The ongoing World Cup matches have been quite scintillating as seen from the early departure of Germany, Spain and Argentina to the competitive fighting spirit of Iceland, Columbia and Senegal.
I have missed but one match and do everything in my power to not miss a minute of each of the games. I Facebook throughout each game and have become the taunted among my online friends who criticize my having chosen 4 teams:
- Germany to win overall (that dream died early).
- Nigeria as my African team, because which black person does not have an African team they support in the World Cup.
- Iceland, my underdog team (because they played their first match with gut) and;
- Croatia as my sleeper team (a team which could sneak up and shock with how far they reach (only team I have which is still standing).
So given that 3 of my 4 teams went home early I was left cheering for teams on a match by match basis. There are friends from my home country of Jamaica who saw my Facebook posts and could not believe I was such a supporter of the ‘colonisers’.
I was asked more than once why I supported teams from former colonisers. This I could easily justify. For me, the French team is the ‘other’ African team so they got my support, the British team has a Jamaican plus several other players of Jamaican/Caribbean heritage.
But more importantly, I love good football at the World Cup level and most of the non-European teams were not playing up to par and did not provide me with any reason to support them.
There are moments when I put aside my need for top level football and support a team for a reason I can justify in my mind. For example, though Nigeria was my African team of choice, I supported Senegal because this was the only team with a manager/coach of African descent.
A team playing at the World Cup finals with a non-white manager/coach is a big deal and should be celebrated.
A celebration of the Senegalese coach should not just happen among non-whites but should be seen as a sign of what is possible for sports in general.
Unless, of course we are happy with the status quo where the World Cup trophy stays in Europe most of the time.
And it stays there not because Europeans can play football better than anyone else, but because the facilities and programs on that continent are far superior to those for the little black girls and black boys elsewhere.
There is also the host of Africans paying on many of these European teams.
This is not a slight on European nations, this is not me hating on that region, instead, this is me wondering what the game of football would look like at the highest level, if poorer nations had the resources to invest in their football programs.
What would the teams of France, Belgium and England look like if their ‘African’ players were motivated to play for the countries from which them and their families originated?
At the moment, no one is truly at fault for the state of affairs, Africans playing for European teams are doing so to make a living and do what they love just as expatriates move to work abroad.
The countries in question are trying to win and to do so, many of them need the players from Africa. Is this a sustainable way moving forward? Absolutely yes, it is a sustainable way.
But, if blacks are to gain a seat at the proverbial table and to be seen as a dignified race then we need to do better.
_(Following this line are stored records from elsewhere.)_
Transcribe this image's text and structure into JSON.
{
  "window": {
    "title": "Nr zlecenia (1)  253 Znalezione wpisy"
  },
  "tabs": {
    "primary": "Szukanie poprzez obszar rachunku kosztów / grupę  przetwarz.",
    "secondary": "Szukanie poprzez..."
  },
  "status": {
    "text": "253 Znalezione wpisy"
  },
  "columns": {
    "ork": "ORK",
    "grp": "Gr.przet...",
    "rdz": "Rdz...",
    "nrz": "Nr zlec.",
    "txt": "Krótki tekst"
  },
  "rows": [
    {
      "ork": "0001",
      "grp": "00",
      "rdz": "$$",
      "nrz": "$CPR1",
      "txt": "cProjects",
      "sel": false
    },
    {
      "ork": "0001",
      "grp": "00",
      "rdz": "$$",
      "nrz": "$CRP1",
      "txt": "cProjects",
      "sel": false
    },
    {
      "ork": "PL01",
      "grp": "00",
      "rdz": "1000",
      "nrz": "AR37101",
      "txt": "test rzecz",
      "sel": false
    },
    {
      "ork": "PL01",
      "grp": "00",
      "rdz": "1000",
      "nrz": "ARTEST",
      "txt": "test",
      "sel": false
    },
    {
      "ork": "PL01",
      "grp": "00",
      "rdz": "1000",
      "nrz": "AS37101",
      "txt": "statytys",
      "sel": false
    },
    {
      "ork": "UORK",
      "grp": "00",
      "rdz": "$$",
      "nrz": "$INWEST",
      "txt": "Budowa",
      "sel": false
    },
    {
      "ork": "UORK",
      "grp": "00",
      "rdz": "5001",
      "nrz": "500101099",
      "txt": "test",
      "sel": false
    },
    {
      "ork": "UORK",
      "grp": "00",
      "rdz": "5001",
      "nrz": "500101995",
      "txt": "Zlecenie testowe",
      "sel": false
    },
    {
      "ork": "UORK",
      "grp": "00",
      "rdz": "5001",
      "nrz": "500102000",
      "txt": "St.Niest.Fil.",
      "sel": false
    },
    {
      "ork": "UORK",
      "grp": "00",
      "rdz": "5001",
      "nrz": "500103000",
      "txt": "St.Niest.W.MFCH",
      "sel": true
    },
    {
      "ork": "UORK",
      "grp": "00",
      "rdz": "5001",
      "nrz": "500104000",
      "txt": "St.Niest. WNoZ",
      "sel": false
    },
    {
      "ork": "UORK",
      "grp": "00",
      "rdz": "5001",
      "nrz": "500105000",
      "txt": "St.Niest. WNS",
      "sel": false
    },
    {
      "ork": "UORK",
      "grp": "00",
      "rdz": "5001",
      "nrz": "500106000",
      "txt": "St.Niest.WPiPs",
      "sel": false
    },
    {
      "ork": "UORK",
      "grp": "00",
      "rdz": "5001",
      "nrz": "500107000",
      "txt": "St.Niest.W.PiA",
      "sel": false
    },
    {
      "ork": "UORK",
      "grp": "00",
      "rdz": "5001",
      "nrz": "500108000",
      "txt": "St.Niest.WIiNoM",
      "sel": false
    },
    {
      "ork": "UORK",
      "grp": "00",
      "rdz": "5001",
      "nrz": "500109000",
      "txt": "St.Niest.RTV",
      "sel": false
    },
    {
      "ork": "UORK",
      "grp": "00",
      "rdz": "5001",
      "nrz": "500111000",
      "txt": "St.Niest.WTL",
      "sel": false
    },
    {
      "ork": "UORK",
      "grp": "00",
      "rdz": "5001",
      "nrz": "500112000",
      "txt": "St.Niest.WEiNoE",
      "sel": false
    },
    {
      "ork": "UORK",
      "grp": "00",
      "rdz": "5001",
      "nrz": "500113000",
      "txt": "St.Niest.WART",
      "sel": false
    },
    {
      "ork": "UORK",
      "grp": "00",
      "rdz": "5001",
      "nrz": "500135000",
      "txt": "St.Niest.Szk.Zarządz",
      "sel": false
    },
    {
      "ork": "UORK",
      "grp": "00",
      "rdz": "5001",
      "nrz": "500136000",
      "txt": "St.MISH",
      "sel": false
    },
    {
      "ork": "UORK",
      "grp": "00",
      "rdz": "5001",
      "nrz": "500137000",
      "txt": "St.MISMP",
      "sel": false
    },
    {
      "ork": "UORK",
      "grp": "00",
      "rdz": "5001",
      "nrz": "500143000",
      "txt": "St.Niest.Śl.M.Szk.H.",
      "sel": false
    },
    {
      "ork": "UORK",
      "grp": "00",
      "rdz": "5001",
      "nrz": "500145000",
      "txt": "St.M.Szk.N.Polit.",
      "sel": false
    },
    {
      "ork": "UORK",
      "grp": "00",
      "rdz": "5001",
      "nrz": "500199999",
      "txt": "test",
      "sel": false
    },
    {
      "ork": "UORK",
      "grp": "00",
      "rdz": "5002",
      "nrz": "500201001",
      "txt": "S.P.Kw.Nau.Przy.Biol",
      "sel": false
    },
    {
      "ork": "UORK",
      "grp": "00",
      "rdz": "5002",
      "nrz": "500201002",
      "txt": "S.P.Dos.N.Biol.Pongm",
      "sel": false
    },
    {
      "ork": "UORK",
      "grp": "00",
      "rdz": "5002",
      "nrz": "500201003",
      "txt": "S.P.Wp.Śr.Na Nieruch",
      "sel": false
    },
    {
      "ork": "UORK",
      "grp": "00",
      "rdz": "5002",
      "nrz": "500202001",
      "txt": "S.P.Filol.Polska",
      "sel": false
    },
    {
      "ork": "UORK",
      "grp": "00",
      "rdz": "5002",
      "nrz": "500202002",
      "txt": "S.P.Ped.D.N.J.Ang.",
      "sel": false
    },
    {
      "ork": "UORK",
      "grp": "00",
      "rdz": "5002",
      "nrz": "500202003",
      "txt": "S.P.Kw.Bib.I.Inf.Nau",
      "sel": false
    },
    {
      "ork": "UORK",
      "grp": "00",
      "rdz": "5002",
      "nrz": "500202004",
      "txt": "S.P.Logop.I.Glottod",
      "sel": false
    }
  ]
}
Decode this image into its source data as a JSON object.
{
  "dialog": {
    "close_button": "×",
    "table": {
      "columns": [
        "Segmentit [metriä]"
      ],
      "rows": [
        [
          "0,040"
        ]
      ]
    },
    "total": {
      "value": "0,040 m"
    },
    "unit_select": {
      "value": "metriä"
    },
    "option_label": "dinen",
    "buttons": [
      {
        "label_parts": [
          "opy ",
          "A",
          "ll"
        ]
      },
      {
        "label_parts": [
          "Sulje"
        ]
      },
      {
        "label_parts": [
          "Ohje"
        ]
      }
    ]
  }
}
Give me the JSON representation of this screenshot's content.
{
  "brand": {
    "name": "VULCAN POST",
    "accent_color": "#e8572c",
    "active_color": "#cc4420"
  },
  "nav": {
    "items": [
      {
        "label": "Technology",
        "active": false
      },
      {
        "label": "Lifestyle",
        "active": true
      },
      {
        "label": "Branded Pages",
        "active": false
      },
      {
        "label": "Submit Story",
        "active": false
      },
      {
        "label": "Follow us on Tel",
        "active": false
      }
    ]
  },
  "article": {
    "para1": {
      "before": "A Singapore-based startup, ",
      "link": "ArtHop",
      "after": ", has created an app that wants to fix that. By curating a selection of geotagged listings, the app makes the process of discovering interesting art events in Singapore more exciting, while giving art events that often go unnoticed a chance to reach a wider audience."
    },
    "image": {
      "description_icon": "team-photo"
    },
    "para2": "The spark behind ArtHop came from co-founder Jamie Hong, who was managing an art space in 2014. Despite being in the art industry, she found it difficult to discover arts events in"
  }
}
The answer is not to call for black footballers to stop playing for countries where as a people we are treated as less.
That is a short-sighted option as it could not be achieved and what would be the substitute for the income loss for those players affected?
In my mind, the solution is for poorer countries who take an interest in football at the World Cup level, to step up and do it right or stop masquerading with an idea.
In my lifetime it would be nice to see a World Cup tournament where the prediction that all the black teams would go home after the first round is proven incorrect.
And for the record, the South American teams are not black teams! A team cannot be considered black if majority of the players would be unwilling to tick black or negro on a form they were completing for official purposes.
The writer is owner and managing director of Forrest Jackson Properties, a full-service real estate company in Kigali.
The views expressed in this article are of the author.